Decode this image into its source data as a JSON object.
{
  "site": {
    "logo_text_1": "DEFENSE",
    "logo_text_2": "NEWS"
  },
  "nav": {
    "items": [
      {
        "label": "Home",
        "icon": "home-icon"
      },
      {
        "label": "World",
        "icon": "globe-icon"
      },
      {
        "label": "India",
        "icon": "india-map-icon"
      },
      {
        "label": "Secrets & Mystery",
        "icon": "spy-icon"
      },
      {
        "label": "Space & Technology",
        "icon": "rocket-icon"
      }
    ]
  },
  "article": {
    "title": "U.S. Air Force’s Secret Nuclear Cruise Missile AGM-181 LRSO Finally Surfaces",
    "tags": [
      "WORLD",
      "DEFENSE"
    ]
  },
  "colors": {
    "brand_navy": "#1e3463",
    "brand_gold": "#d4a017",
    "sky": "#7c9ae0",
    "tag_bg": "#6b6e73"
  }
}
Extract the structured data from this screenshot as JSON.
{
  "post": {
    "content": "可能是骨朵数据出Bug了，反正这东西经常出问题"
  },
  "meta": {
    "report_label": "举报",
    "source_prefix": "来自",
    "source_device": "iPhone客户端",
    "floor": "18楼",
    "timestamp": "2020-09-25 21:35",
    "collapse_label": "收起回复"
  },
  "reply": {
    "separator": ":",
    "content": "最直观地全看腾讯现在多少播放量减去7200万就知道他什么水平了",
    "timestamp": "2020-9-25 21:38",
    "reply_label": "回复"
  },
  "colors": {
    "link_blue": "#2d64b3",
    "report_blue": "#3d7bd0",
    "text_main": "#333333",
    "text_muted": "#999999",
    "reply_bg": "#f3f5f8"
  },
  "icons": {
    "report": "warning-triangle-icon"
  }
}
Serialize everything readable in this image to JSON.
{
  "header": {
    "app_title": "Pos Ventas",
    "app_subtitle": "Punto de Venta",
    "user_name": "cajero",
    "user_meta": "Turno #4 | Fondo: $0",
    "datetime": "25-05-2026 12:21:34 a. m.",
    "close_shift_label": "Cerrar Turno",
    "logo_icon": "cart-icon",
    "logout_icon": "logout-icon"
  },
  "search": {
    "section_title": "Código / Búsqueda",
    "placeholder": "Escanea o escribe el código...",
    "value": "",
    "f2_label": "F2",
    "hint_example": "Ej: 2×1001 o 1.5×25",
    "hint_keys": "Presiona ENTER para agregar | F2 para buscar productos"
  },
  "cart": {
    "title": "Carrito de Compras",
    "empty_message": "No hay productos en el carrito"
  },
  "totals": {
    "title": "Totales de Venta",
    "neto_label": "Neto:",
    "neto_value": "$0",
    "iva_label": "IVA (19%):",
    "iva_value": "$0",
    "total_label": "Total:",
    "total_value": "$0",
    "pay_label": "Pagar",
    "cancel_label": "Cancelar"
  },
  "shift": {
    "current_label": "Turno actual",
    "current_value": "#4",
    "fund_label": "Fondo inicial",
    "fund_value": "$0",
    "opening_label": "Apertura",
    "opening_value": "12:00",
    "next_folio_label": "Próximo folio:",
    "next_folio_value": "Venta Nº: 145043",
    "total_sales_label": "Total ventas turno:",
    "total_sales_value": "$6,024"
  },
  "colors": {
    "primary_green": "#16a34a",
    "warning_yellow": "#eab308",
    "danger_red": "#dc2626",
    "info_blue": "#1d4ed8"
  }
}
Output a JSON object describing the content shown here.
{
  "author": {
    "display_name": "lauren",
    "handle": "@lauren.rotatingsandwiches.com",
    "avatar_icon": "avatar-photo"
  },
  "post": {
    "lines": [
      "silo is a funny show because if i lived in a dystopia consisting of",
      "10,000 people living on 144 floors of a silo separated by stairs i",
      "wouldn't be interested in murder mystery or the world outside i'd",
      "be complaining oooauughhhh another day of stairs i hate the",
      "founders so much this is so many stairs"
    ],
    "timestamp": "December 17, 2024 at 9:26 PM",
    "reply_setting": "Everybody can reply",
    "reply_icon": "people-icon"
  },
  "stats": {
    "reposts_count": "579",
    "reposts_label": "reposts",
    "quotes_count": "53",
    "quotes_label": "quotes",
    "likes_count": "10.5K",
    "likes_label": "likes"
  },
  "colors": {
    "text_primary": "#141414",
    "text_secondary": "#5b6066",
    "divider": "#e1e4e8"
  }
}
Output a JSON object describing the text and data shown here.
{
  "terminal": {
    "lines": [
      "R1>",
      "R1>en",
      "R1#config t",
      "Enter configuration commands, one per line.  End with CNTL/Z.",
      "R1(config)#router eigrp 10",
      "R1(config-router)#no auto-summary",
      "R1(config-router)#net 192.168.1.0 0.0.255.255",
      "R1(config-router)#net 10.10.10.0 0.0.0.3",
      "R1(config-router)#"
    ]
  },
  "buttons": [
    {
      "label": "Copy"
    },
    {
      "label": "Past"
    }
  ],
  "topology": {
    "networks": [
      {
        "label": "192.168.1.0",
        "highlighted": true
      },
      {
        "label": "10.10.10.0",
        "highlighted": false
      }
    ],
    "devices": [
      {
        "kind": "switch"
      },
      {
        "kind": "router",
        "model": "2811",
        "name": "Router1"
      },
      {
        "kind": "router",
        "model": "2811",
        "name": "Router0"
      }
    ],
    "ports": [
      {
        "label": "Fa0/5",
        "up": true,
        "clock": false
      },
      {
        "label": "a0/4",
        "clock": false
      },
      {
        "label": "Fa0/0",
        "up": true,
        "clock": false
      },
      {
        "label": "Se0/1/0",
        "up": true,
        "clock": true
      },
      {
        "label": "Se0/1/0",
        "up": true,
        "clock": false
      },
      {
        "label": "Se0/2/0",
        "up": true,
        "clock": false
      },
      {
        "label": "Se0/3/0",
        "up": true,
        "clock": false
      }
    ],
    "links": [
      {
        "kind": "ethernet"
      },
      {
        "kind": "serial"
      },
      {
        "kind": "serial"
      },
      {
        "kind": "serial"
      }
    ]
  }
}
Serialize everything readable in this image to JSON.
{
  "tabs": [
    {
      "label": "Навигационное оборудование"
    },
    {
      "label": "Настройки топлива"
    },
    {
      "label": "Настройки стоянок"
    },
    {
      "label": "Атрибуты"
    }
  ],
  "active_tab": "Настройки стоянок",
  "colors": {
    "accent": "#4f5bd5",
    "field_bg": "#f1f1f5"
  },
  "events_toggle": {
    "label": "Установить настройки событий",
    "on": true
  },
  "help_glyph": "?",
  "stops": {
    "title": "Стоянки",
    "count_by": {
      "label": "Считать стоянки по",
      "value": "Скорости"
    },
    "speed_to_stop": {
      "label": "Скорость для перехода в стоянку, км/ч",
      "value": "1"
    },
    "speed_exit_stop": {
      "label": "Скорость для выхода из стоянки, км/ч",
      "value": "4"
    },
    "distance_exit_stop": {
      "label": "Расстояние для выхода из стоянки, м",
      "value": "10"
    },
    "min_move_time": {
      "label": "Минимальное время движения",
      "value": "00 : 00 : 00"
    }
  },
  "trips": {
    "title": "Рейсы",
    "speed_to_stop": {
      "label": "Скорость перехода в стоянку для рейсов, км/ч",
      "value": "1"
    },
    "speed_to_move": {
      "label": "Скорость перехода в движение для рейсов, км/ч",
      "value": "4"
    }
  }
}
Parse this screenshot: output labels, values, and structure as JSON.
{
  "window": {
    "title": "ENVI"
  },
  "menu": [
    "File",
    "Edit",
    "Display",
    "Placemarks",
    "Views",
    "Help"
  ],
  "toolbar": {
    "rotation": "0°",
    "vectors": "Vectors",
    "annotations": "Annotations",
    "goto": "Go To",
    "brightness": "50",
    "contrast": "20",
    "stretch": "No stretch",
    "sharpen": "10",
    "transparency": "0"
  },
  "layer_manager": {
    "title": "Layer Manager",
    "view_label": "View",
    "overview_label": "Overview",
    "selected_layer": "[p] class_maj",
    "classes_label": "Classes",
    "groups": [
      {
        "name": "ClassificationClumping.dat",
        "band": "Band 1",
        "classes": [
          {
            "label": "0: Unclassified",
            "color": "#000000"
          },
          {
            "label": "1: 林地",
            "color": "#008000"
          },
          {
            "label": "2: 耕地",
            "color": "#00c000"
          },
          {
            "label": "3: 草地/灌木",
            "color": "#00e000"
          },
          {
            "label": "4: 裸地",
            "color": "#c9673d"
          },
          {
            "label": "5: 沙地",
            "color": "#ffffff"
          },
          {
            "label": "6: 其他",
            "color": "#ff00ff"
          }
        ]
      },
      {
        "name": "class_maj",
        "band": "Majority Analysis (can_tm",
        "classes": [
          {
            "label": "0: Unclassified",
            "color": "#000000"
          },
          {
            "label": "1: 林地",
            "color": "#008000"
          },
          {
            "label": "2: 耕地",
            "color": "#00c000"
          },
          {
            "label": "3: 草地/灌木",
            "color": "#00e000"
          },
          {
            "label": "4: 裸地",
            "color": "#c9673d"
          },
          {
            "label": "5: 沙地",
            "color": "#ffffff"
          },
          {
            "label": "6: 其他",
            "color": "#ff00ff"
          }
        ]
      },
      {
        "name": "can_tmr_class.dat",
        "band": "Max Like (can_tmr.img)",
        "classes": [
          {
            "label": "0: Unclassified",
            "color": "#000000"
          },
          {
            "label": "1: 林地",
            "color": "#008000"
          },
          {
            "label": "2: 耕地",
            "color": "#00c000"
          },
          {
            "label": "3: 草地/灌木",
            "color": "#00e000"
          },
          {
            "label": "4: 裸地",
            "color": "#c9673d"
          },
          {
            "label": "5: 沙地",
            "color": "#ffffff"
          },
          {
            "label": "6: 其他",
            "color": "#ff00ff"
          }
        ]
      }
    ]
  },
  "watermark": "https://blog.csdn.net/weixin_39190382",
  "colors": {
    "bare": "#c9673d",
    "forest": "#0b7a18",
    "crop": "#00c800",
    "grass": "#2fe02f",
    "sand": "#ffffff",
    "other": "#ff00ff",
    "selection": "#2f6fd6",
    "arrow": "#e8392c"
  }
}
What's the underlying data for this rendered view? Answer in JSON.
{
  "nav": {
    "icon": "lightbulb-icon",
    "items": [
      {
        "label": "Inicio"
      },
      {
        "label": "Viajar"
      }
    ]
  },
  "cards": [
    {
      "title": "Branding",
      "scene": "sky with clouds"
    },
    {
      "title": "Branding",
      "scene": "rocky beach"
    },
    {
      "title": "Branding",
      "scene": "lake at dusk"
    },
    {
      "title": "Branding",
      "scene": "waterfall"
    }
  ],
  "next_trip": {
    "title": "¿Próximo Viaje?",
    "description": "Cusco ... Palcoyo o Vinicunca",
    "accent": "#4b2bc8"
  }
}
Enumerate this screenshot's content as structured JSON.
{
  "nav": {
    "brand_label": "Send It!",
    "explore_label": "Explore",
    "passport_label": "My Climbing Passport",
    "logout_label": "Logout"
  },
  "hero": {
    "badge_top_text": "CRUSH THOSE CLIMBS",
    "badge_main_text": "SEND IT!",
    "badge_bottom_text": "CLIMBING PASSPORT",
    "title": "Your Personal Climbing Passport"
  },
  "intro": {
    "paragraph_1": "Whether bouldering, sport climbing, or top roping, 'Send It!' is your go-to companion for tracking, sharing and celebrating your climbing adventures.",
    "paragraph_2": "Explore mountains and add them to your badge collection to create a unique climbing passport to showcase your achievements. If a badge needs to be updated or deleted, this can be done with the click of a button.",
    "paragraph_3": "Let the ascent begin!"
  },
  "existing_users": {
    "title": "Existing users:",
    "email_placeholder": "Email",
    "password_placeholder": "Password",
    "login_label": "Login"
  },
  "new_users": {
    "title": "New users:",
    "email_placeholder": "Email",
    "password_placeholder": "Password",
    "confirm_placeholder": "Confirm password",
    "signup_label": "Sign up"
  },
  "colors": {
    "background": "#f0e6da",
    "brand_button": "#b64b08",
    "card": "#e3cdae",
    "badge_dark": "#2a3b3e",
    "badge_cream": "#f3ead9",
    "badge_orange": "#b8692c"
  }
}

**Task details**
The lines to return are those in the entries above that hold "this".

**Task answer**
Decode this image into its source data as a JSON object.
Extract the structured data from this screenshot as JSON.
Serialize everything readable in this image to JSON.
      "founders so much this is so many stairs"
Serialize everything readable in this image to JSON.
Parse this screenshot: output labels, values, and structure as JSON.
What's the underlying data for this rendered view? Answer in JSON.
Enumerate this screenshot's content as structured JSON.
    "paragraph_2": "Explore mountains and add them to your badge collection to create a unique climbing passport to showcase your achievements. If a badge needs to be updated or deleted, this can be done with the click of a button.",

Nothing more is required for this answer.